Instructions for arrangements in the event of death: Support your bereaved relatives
Inheritance / Succession
Prearrange your posthumous wishes, from funeral arrangements to memorial service. This guide is designed to assist in creating these end-of-life directives.

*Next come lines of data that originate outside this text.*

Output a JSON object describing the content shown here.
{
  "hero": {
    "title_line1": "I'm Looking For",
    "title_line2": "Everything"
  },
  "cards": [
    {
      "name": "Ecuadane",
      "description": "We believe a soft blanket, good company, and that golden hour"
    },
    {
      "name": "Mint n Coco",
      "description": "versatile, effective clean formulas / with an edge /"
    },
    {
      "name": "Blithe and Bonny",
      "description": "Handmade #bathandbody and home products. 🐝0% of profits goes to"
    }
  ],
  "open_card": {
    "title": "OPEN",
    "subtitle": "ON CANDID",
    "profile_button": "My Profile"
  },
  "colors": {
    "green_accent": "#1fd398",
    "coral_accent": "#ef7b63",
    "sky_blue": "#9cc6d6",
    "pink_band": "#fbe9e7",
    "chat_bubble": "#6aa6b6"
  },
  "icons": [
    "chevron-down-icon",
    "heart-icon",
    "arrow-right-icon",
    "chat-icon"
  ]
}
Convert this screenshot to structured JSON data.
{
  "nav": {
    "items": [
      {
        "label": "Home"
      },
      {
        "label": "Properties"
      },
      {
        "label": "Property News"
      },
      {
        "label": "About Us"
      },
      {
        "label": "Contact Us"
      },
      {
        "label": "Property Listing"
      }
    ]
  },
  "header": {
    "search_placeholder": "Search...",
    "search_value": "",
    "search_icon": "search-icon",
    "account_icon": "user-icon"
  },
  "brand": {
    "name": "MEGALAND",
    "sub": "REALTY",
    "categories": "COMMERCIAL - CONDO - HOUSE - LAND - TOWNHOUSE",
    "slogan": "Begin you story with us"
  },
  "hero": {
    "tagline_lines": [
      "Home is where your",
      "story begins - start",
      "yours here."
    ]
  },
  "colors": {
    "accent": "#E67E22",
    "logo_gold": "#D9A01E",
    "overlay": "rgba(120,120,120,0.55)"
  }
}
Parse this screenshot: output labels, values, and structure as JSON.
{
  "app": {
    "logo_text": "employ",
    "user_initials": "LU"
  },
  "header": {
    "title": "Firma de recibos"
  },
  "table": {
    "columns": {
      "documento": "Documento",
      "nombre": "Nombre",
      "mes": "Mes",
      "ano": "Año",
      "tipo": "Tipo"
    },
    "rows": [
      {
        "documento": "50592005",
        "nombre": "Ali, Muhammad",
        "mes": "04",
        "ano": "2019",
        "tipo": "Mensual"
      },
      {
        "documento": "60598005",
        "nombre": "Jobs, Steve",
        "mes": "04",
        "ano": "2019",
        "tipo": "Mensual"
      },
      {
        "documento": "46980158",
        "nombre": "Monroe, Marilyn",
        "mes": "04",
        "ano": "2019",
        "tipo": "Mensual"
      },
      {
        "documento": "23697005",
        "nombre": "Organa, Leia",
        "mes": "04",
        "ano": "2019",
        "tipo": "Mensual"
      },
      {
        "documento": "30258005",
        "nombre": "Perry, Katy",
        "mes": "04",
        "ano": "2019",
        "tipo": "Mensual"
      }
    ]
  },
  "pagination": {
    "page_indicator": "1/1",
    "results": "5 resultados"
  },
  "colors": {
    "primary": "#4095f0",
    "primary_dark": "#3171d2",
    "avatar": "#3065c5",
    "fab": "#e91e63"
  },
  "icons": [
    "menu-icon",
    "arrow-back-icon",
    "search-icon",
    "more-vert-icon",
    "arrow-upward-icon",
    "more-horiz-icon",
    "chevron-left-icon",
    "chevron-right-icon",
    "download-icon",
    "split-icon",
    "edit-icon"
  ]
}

In the event of a death, bereaved family members have to deal with many organisational and administrative issues and need to make important decisions within a short period of time ("What needs to be done when a member of the family dies?“). During the difficult mourning period, even "robust" relatives may feel overwhelmed. You have the possibility to help your family members and loved ones by giving them instructions regarding the arrangements in the event of your death. This enables you to determine during your lifetime what should happen after your death. You may state who to inform about or is invited to your funeral, whether you want to be buried or cremated, and how you would like your funeral service to be done. Moreover, you may record where you keep important official documents, such as IDs, testaments and last wills, inheritance contracts, lists of insurance policies and bank accounts details. Additionally, it is recommended to prepare information about your digital estate: you may need a list of social media accounts, email accounts, digital assets (such as cryptocurrencies (How not to lose crypto assets)) and passwords.) Lastly, it is also advisable to note down all contact details which relate to your estate.
Further, you may appoint a trusted person to carry out your instructions in the event of your death - this does not necessarily have to be your heirs or beneficiaries, family members or the administrator/executor. You may appoint any other person of trust.
Keep your instructions in a safe and easily accessible place (not in a bank safe!). Your bereaved relatives will only be able to follow them if they are able to find them. It is best to keep your instructions well labelled with your other documents (such as last will and testament, nuptial agreements and/or inheritance contract(s), lasting power of attorney, patient decree) so that they are easily readable and accessible. You may also hand a copy of the instructions to the designated trusted person. Please note that one should avoid including instructions in the last will or testament. This is because, a last will is only to be opened after several weeks or even months upon death, i.e., after the funeral so that that most of the instructions are no longer realisable.
There are no specific formal requirements for instructions in the event of death. However, written instructions with date and your signature will make it easier for the bereaved relatives to carry out your wishes. You should also make sure that your instructions are clear, feasible and reasonable. Only in this way can those close to you give you the farewell you want. Your instructions are binding on everyone within the legal and financial framework.
Remember to review your instructions regularly and adapt them to changing circumstances and needs. Simply date and sign the amended arrangements or destroy the old version and draw up new instructions.
Please do not confuse arrangements in the event of death with a patient decree. The latter allows you to specify which medical procedures you agree or do not agree to in case of a loss of capacity by illness or accident. However, the patient decree can also include funeral orders, etc. However, to avoid the risk of conflicting instructions, we recommend including such orders only in the instructions for death.
We have prepared a sample document for you to use as a guide for drafting instructions in the event of death. Download the guide now:
Would you like more information? Do you want to plan your instructions comprehensively? Our team of inheritance law experts will be happy to assist you with your legacy and estate planning. We look forward to hearing from you.